At first I thought maybe only new content was too much of an effort. I turned to editing previous work. After turning a page, I couldn’t remember what had been on the previous. I stressed. I panicked. I freaked out.
A writer friend sat me down and we had a long talk. She gave me permission to not be productive. She told me it was okay to write just for the sake of writing and throw it away when it was no good. She told me it was okay not to write. I still resisted.
I didn’t bear the brunt of carrying for my dad, my mom did. I didn’t carry as much of the burden of support as my brother did. He lives five minutes from my parent’s new home. I live close to five thousand miles away. Why was I stressed out? What right did I have to fall apart? I should be able to cope with normal life. Having a sick parent is not unique. People deal with terminal diseases of loved ones all the time. People deal with their own terminal diseases all the time. And they still manage to complete what needs to be done. Why couldn’t I? Who did I think I was? Why was I being a drama queen?
The one project I managed to finish was the grant proposal. Researching facts and numbers and stringing them together into a narrative was hard, but not impossible as long as I allowed thrice the time it would normally take me. I turned in the application in the middle of October. Afterward I felt drained and completely empty. For the next months, I wrote only when I had to because of work or a blog commitment. I thought maybe writing was something I would have to give up. Creativity had abandoned me.
I researched mental exhaustion. I learned about burnout and how it can reduce productivity, remove creativity. I realized that grief comes in many shapes and is not always associated with death. I forgave my brain for needing time to process overwhelming changes. I forgave myself.

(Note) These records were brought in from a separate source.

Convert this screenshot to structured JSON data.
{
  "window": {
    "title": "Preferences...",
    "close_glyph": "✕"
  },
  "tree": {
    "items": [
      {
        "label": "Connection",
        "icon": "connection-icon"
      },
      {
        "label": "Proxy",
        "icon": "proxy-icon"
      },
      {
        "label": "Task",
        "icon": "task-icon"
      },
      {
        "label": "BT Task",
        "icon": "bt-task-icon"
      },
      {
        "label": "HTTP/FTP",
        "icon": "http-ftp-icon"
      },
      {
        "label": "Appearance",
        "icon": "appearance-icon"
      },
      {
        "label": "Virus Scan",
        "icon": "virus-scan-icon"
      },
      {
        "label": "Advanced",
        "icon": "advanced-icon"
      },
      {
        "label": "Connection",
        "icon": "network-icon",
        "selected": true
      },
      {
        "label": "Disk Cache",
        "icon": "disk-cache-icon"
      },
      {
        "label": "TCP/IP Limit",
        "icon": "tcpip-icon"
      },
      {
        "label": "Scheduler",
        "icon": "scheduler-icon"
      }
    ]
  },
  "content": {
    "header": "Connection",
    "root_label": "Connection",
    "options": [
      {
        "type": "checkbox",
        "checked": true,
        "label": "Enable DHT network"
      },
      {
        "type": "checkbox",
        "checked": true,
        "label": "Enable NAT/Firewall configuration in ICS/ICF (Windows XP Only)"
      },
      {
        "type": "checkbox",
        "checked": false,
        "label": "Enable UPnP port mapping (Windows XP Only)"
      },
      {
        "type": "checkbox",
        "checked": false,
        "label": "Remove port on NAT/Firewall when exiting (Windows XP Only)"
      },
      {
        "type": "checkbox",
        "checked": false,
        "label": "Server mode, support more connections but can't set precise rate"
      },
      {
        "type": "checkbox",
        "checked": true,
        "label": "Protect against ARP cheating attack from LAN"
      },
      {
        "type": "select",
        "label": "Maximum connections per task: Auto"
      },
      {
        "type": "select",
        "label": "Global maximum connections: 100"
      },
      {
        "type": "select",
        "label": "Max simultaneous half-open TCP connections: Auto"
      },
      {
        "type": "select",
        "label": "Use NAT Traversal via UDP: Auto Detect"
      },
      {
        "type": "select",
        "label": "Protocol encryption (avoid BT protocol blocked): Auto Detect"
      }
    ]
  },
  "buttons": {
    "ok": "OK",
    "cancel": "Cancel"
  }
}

One of my early December writing deadlines included to write a short story about a moo cow creamer to fit with the theme on a group blog. I procrastinated to the last possible minute. The first few attempts were impossible. And then I switched to third person, made up a character not myself. The prose didn’t flow, but trickled. For the first time in almost twelve months, my brain engaged in words, in a story, in something creative. It was painful, but not impossible anymore. I finished a story.
By the time the winter break started, I had finished edits on a book. I started editing a friend’s book. I took an online writing class. I wrote on the book that was supposed to be finished before the summer. I’m was still tired and burnt out. I still struggled, but no longer thought I’d have to give up writing.
Since this is a New Year’s blog, I feel like there should be a moral to the story here at the end. I’m not sure I have one. My resolutions for 2014?
Spend time with my family. Maybe do some writing. Survive another year.